• River Elevation: 710 Feet.
• Structure Type: Street Bridge.
• Construction: Steel Arch Deck.
• Length: 627 Feet, 288 Foot Longest Span.
• Width: 18 Feet, 1 Lane.
• Height Above Water: 99 Feet.
• Date Built: 1908.
This long century old steel truss bridge crosses the Lower Glen of Minnehaha Park to allow traffic to access to the Minnesota Veterans Home. This bridge is often referred to as the MN Veterans Home Bridge, Old Soldiers Home Bridge, or the Soldiers Home Bridge, but it is officially known as the Steel Bridge. The name is due to the steel construction of the large arch truss, but it came into use to distinguish the new bridge from the older wooden bridge at this location when it was built back in 1908.

The Steel Bridge is unlike any other bridge over the Minnehaha Creek. It has a large and complex steel truss structure, and it is over 600 feet long. The only other bridge of this magnitude is the Nicollet Avenue bridge, which over 830 feet, long, but nowhere near as tall as the Steel Bridge.

The Steel Bridge lived much of its life during an era when bridge maintenance was not a serious concern. By the time that bridge maintenance was recognized as an issue following the 1967 collapse of the Silver Bridge over the Ohio River, the Steel Bridge was already well on its way to deterioration. The bridge was finally deemed to be unsafe and was closed to vehicle traffic in 1987. It remained open as a pedestrian bridge for another decade. The structure was repaired and refurbished in the late 1990s, perhaps 1998 and 1999. It is once again open to low volume traffic, and sees about 200 cars per day on average.

The Steel Bridge is located in a geologically interesting area. The Saint Anthony Falls developed near the site of the Minneapolis-Saint Paul International Airport about 10,000 years ago. The falls migrated upstream along the Mississippi River a few inches per year. When the falls reached the site of the Minnesota Veterans Home, it encountered a large rock that stopped the progression of the falls. The Mississippi River split into two channels, and the falls migrated upstream around the rock. The west channel encountered more rock and the falls was halted from moving, but it did continue to move upstream using the east channel. The river eventually abandoned the west channel.

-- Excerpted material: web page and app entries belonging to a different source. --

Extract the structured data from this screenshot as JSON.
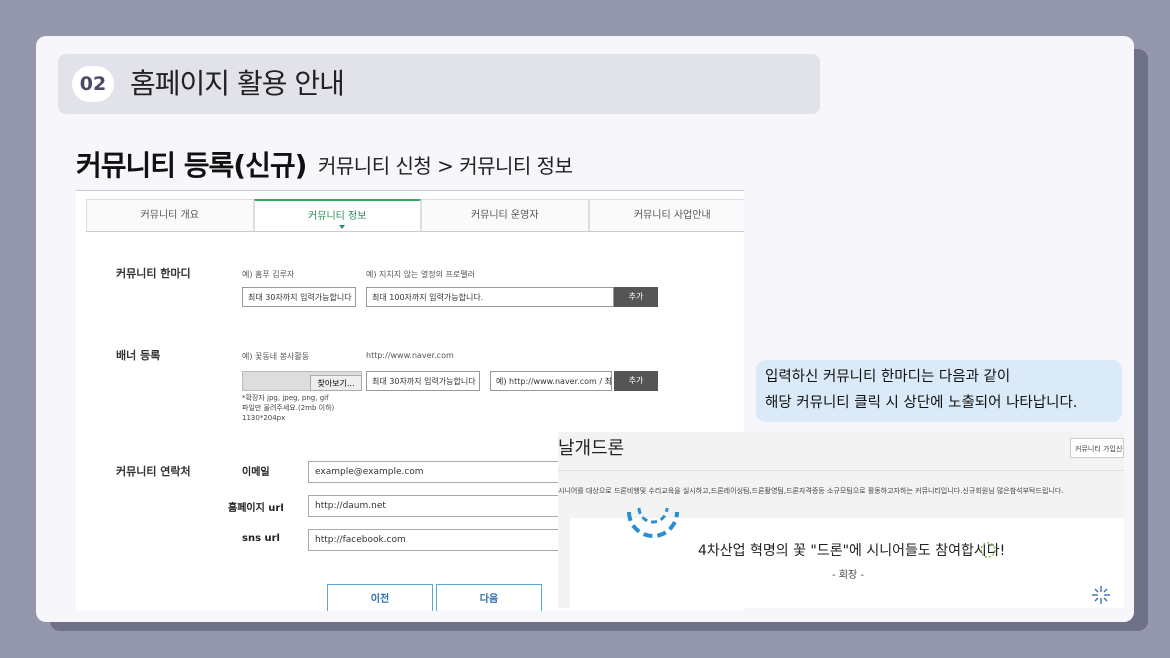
{
  "section": {
    "number": "02",
    "title": "홈페이지 활용 안내"
  },
  "page": {
    "heading": "커뮤니티 등록(신규)",
    "subheading": "커뮤니티 신청 > 커뮤니티 정보"
  },
  "form": {
    "tabs": [
      {
        "label": "커뮤니티 개요",
        "active": false
      },
      {
        "label": "커뮤니티 정보",
        "active": true
      },
      {
        "label": "커뮤니티 운영자",
        "active": false
      },
      {
        "label": "커뮤니티 사업안내",
        "active": false
      }
    ],
    "motto": {
      "label": "커뮤니티 한마디",
      "hint1": "예) 홈푸 김루자",
      "hint2": "예) 지치지 않는 열정의 프로펠러",
      "input1": "최대 30자까지 입력가능합니다",
      "input2": "최대 100자까지 입력가능합니다.",
      "add": "추가"
    },
    "banner": {
      "label": "배너 등록",
      "hint1": "예) 꽃동네 봉사활동",
      "hint2": "http://www.naver.com",
      "find": "찾아보기...",
      "input1": "최대 30자까지 입력가능합니다",
      "input2": "예) http://www.naver.com / 최",
      "add": "추가",
      "note1": "*확장자 jpg, jpeg, png, gif",
      "note2": "파일만 올려주세요.(2mb 이하)",
      "note3": "1130*204px"
    },
    "contact": {
      "label": "커뮤니티 연락처",
      "email_label": "이메일",
      "email_value": "example@example.com",
      "homepage_label": "홈페이지 url",
      "homepage_value": "http://daum.net",
      "sns_label": "sns url",
      "sns_value": "http://facebook.com"
    },
    "prev": "이전",
    "next": "다음"
  },
  "callout": {
    "line1": "입력하신 커뮤니티 한마디는 다음과 같이",
    "line2": "해당 커뮤니티 클릭 시 상단에 노출되어 나타납니다."
  },
  "preview": {
    "title": "날개드론",
    "join_button": "커뮤니티 가입신청",
    "description": "시니어를 대상으로 드론비행및 수리교육을 실시하고,드론레이싱팀,드론촬영팀,드론자격증등 소규모팀으로 활동하고자하는 커뮤니티입니다.신규회원님 많은참석부탁드립니다.",
    "headline": "4차산업 혁명의 꽃 \"드론\"에 시니어들도 참여합시다!",
    "sub": "- 회장 -"
  },
  "colors": {
    "accent_green": "#2b8f5c",
    "accent_blue": "#58a7d8",
    "callout_bg": "#daeaf8"
  }
}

Later, the Minnehaha Creek found the partially filled in west channel, and used it for its final mile run to the Mississippi River. The creek entered the Lower Glen (as the old channel is called) with a cascade. As the river eroded the rock, this cascade became a falls. The falls has migrated upstream, creating a gorge between the present day site of the falls, and the Lower Glen Bridge #4. The net result is that the Minnehaha Creek flows through a river valley that is far wider and deeper than it could have ever created on its own.

The photo above is looking east towards the southwest end of the Steel Bridge. The photo below is looking northeast down the length of the bridge deck towards the Minnesota Veterans Home. The curved fence along the edge of the sidewalks was added when the bridge was rebuilt. The guardrails along the roadway are also modern additions. The original railings still exist behind the chain link fence on the outside edge of the bridge deck.

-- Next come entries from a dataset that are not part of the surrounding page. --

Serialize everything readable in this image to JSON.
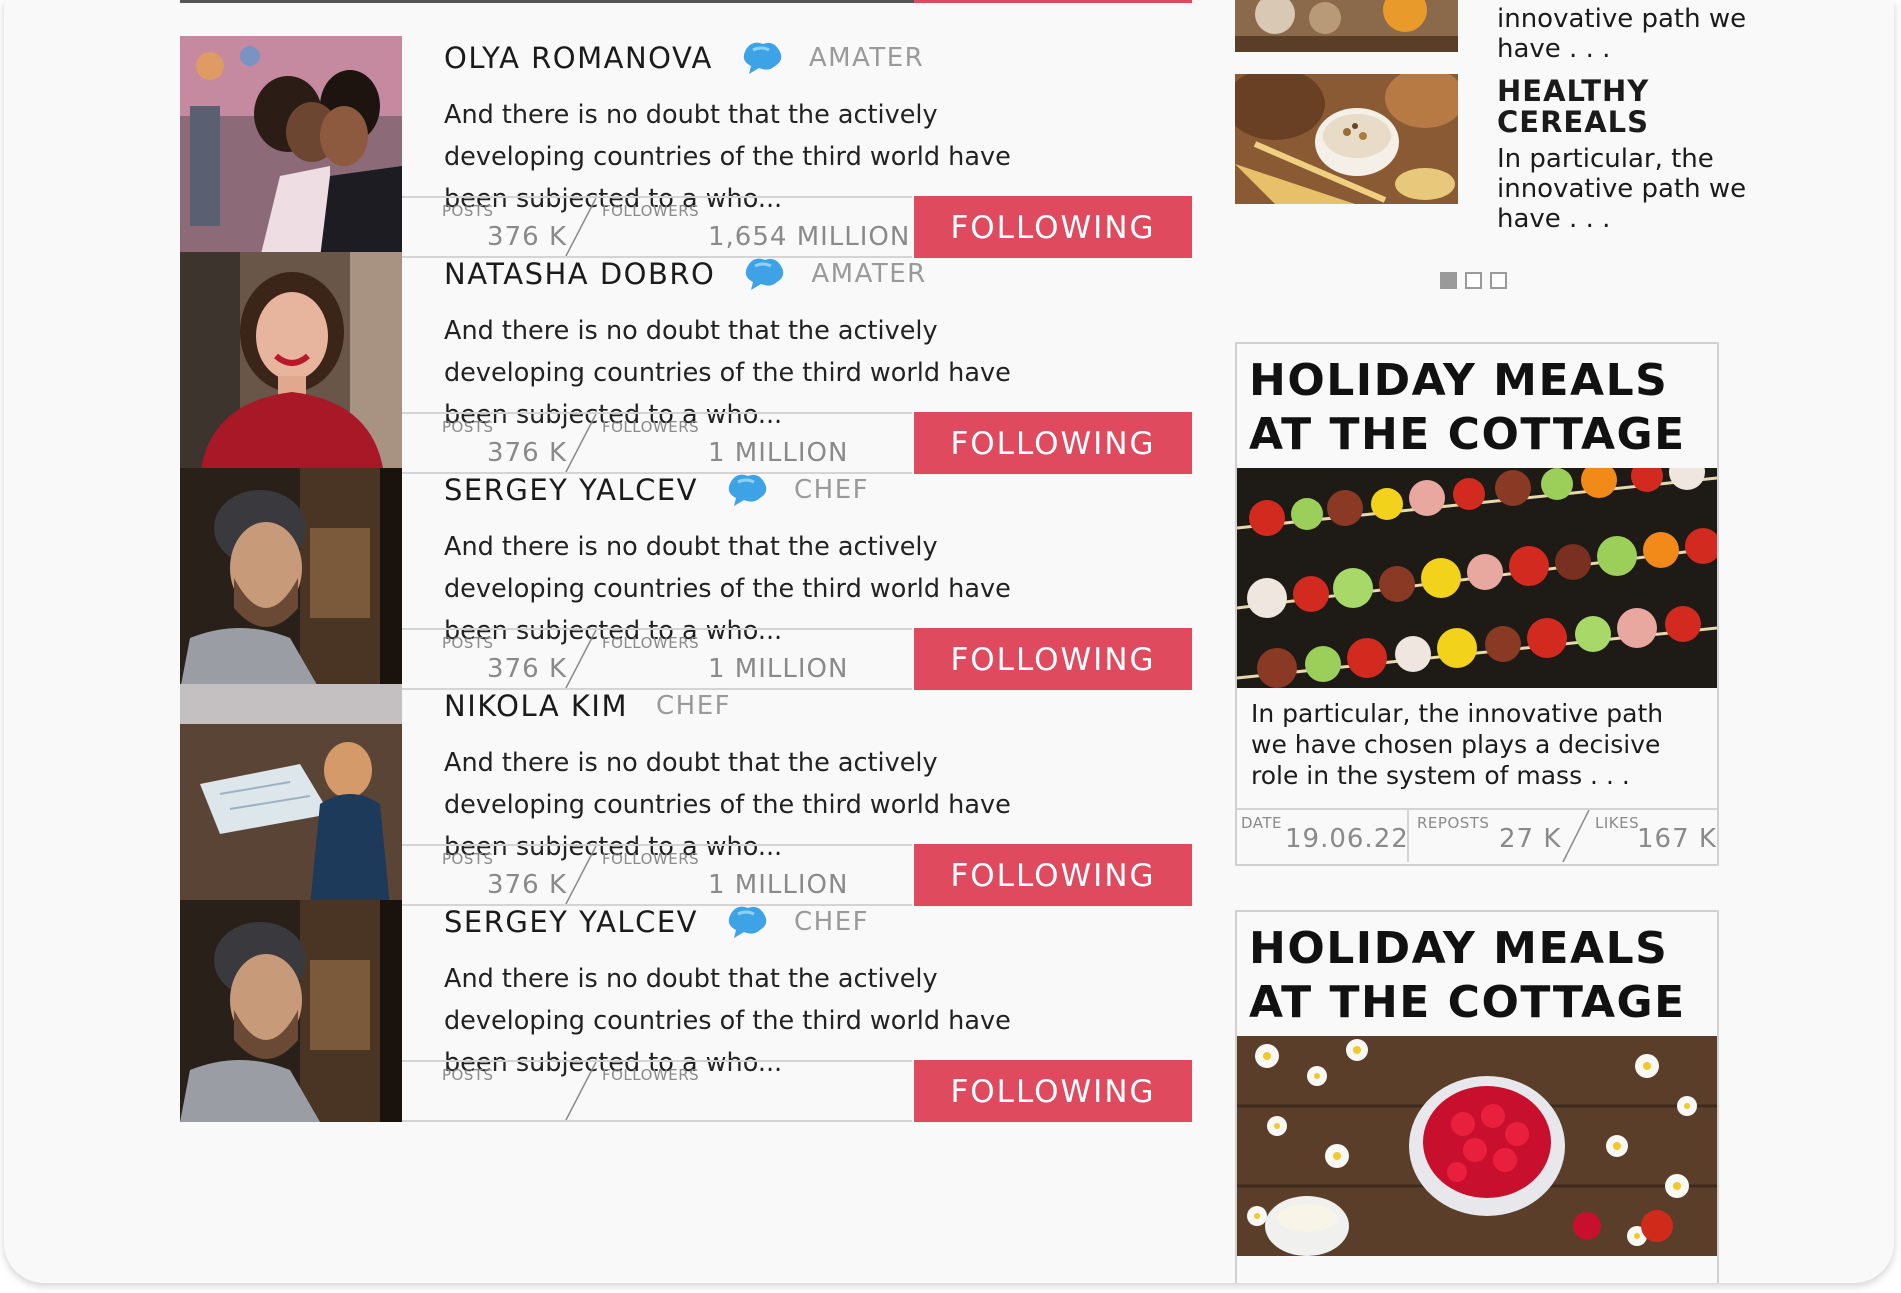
{
  "profiles": [
    {
      "name": "OLYA ROMANOVA",
      "role": "AMATER",
      "has_badge": true,
      "description": "And there is no doubt that the actively developing countries of the third world have been subjected to a who...",
      "posts_label": "POSTS",
      "posts": "376 K",
      "followers_label": "FOLLOWERS",
      "followers": "1,654 MILLION",
      "button": "FOLLOWING"
    },
    {
      "name": "NATASHA DOBRO",
      "role": "AMATER",
      "has_badge": true,
      "description": "And there is no doubt that the actively developing countries of the third world have been subjected to a who...",
      "posts_label": "POSTS",
      "posts": "376 K",
      "followers_label": "FOLLOWERS",
      "followers": "1 MILLION",
      "button": "FOLLOWING"
    },
    {
      "name": "SERGEY YALCEV",
      "role": "CHEF",
      "has_badge": true,
      "description": "And there is no doubt that the actively developing countries of the third world have been subjected to a who...",
      "posts_label": "POSTS",
      "posts": "376 K",
      "followers_label": "FOLLOWERS",
      "followers": "1 MILLION",
      "button": "FOLLOWING"
    },
    {
      "name": "NIKOLA KIM",
      "role": "CHEF",
      "has_badge": false,
      "description": "And there is no doubt that the actively developing countries of the third world have been subjected to a who...",
      "posts_label": "POSTS",
      "posts": "376 K",
      "followers_label": "FOLLOWERS",
      "followers": "1 MILLION",
      "button": "FOLLOWING"
    },
    {
      "name": "SERGEY YALCEV",
      "role": "CHEF",
      "has_badge": true,
      "description": "And there is no doubt that the actively developing countries of the third world have been subjected to a who...",
      "posts_label": "POSTS",
      "posts": "",
      "followers_label": "FOLLOWERS",
      "followers": "",
      "button": "FOLLOWING"
    }
  ],
  "sidebar": {
    "mini_1": {
      "text": "innovative path we have . . ."
    },
    "mini_2": {
      "title": "HEALTHY CEREALS",
      "text": "In particular, the innovative path we have . . ."
    },
    "carousel": {
      "total": 3,
      "active": 0
    },
    "post_1": {
      "title": "HOLIDAY MEALS AT THE COTTAGE",
      "text": "In particular, the innovative path we have chosen plays a decisive role in the system of mass . . .",
      "date_label": "DATE",
      "date": "19.06.22",
      "reposts_label": "REPOSTS",
      "reposts": "27 K",
      "likes_label": "LIKES",
      "likes": "167 K"
    },
    "post_2": {
      "title": "HOLIDAY MEALS AT THE COTTAGE"
    }
  },
  "colors": {
    "accent": "#e04a5f",
    "badge": "#3ea3e6",
    "text": "#1b1b1b",
    "muted": "#9a9a9a",
    "background": "#f9f9f9"
  },
  "icons": {
    "badge": "chat-bubble-icon"
  }
}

Steel Bridge
Steel Bridge
The photo above is looking northeast along the south face of the Steel Bridge. Due to the trees, it is not possible to get a good profile photo of this structure. The photo below is looking up at the bottom of the bridge from a trail that runs along Minnehaha Creek.

Steel Bridge
Steel Bridge
These two photos are views of the northeast end of the truss structure. The photo above is looking north towards the southeast face of the truss. The photo below is the footings that support the truss span.

Steel Bridge
Steel Bridge
These two photos are views of the southwest end of the truss structure. The photo above is the footings located on the Minnehaha Park side of the Lower Glen. The photo below is the southwest end of the truss span.

Steel Bridge

Made With Macintosh
Authored by John A. Weeks III, Copyright © 1996—2016, all rights reserved.
For further information, contact: john@johnweeks.com